Costs soar by £7m on Chisholm Trail
The cost of building the first stage of the Chisholm Trail cycle and walking route has increased by £7m to a forecast of £21m – an increase of 50 per cent, a report has found.
Council officers admit in the report, which is going before the highways and transport committee, that risks in the project were “significantly underestimated” at the design stage, which led to the unexpected costs.
And they added: “Shortcomings in project management during the early stages of this project have contributed to the current situation.”
This comes just weeks after another large overspend on a county council transport project – the Fendon Road Dutch-style roundabout’s costs rose from an initial £800,000 to a total of £2.4m.

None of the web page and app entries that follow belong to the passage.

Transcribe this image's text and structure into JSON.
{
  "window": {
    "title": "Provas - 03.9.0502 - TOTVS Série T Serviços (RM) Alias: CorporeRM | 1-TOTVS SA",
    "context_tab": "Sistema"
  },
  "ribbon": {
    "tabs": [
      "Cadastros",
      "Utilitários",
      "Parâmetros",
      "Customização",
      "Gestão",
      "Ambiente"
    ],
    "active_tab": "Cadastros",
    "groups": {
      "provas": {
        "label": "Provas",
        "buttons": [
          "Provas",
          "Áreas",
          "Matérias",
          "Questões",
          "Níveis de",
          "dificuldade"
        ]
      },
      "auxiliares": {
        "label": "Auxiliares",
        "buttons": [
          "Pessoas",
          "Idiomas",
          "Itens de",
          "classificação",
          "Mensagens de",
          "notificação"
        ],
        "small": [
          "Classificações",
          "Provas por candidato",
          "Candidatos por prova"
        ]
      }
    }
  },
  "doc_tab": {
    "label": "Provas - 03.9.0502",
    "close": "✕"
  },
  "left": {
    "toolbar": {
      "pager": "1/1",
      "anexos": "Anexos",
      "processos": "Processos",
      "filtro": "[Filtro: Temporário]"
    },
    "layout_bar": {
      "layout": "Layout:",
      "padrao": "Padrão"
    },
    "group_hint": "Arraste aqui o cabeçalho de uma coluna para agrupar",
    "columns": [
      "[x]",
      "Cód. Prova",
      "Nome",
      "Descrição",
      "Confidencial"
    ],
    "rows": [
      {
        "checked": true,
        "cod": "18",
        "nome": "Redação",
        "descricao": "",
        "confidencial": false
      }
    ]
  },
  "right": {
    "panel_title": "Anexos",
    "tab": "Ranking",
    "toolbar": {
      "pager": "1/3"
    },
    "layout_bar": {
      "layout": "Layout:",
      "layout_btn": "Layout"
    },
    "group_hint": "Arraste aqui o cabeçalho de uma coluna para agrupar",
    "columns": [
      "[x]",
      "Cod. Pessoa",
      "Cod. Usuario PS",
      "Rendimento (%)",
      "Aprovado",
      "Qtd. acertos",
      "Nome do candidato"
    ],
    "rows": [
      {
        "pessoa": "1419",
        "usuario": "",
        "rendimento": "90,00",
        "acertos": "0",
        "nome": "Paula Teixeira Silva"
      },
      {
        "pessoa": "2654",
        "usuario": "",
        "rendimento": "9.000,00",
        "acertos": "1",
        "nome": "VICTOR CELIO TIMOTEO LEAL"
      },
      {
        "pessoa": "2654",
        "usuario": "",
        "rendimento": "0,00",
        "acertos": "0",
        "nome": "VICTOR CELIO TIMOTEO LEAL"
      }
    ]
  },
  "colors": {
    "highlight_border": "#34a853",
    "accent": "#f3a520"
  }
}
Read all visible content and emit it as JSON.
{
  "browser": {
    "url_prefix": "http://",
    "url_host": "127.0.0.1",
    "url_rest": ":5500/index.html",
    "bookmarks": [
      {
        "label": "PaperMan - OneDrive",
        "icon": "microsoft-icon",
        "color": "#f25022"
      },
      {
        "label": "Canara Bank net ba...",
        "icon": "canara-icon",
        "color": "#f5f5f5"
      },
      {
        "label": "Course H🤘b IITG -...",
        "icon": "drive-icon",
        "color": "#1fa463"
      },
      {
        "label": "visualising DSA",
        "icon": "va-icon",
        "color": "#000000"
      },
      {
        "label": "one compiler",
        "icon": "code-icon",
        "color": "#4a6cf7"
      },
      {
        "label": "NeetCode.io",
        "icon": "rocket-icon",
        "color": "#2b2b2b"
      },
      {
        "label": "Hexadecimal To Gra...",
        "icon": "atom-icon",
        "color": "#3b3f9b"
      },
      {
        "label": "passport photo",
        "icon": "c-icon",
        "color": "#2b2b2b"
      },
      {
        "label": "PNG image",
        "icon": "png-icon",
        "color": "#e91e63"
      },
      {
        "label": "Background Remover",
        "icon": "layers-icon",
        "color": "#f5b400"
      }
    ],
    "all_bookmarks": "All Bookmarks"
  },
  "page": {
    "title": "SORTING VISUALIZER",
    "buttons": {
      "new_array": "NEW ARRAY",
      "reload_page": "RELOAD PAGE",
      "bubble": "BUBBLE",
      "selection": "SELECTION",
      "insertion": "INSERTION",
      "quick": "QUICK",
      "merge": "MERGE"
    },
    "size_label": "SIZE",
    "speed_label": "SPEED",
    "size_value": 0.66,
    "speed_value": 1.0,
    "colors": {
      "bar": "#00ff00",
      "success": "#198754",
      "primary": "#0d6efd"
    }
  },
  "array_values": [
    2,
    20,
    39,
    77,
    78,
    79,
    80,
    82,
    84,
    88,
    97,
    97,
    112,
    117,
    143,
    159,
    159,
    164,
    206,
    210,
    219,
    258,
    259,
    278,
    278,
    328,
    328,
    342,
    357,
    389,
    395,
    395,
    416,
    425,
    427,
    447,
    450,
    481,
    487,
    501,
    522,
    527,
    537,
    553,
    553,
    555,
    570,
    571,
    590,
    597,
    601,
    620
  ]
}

When approached, Cllr Ian Bates, chair of the county council’s highways and transport committee which has overseen the projects, refused to answer questions about the massive overspend of public money.
He said: “The bridge is already up, thank you. That’s my comment. Goodbye.”
The Abbey Chesterton bridge, which was installed earlier this month, is the latest stage of the Chisholm Trail, which links cyclists and pedestrians to and from the villages to the north of Cambridge to the city centre.
The bridge over the River Cam – lifted into place earlier this month – has a budget of around £4.9million, but the forecast cost has now risen by £2million, the report says.
The budget for the rest of phase one of the route is around £9.3million, but the forecast cost has also risen, by around £6.6million. These figures include a contingency over and above quantified risks given the nature of the project and the substantial elements remaining for completion.
One of those elements is the Newmarket Road underpass, which officers admit “could result in unforeseen issues/delays and cost”.
A spokesperson for the county council said changes had been made to the project management team after the discovery of the extra costs: “There has been a management review of working practices and processes within the delivery teams, and new processes and procedures are being developed to ensure projects operate differently and more effectively in future,” they said. “Additional external resource is being secured to cover the contractual issues.”
Cambridge cycling charity Camcycle is demanding to know why there has been this “pattern of overspend” in a range of transport projects, including the Chisholm Trail.
Their spokesperson said: “Camcycle supports calls for a clear understanding of how local authorities manage transport projects, and a fuller public disclosure of what has been called the cost overruns. We understand that the collapse of Carillion (the project’s developers) and the Covid-19 pandemic have both delayed work and increased costs on the Chisholm Trail project, but there seems to be a pattern of cost overruns on transport and this urgently needs to be investigated to prevent the issue recurring.”
Camcycle added that the Abbey-Chesterton bridge and Stourbridge Common underpass work must be completed soon as they are crucial connections in the walking and cycling network.
A spokesperson for the council added: “Subject to the committee and Greater Cambridge Partnership board, it is proposed to cover the bridge shortfall through developer contributions.”
The trail, which is funded and being developed by the Greater Cambridge Partnership (GCP), will create a mostly off-road and traffic-free route. It will provide a 26km route from Trumpington and Addenbrooke’s to St Ives.
Campaigner Jim Chisholm, after whom the trail is named, said: "It is always disappointing to see such cost and time overruns but we are committed to the bridge and underpass, being the most valuable sections of infrastructure. The remaining sections should be relatively inexpensive, but to gain the benefits for all, they must be completed as soon as possible.
"Just imagine the benefits to those on foot or bike for both utility and leisure trips if this route had been open a year ago?
"This did not begin with the collapse of Carillion or COVID-19 both of which have hampered work and increased costs.
"The underfunding of local Government in the past decade, together with the unwieldy structure peculiar to our area have led to divided responsibilities. The bridge is some two years late, and difficult environmental and planning conditions having also slowed progress. But in my first job in a Local Authority the boss would have started with, literally, muddy boots. Some skills cannot be learnt from behind a desk. I know that Officers and Consultants have worked hard, often against considerable difficulties.
"Compared with failures elsewhere, the benefits of completing this quality route will be huge. Valuable green-space will be more accessible, and cycling trips across Cambridge, be they be to work, education, or for leisure will be safer and pleasanter for all ages and abilities."
Let us get this finished.
Additional reporting by Local Democracy reporter Ben Hatton.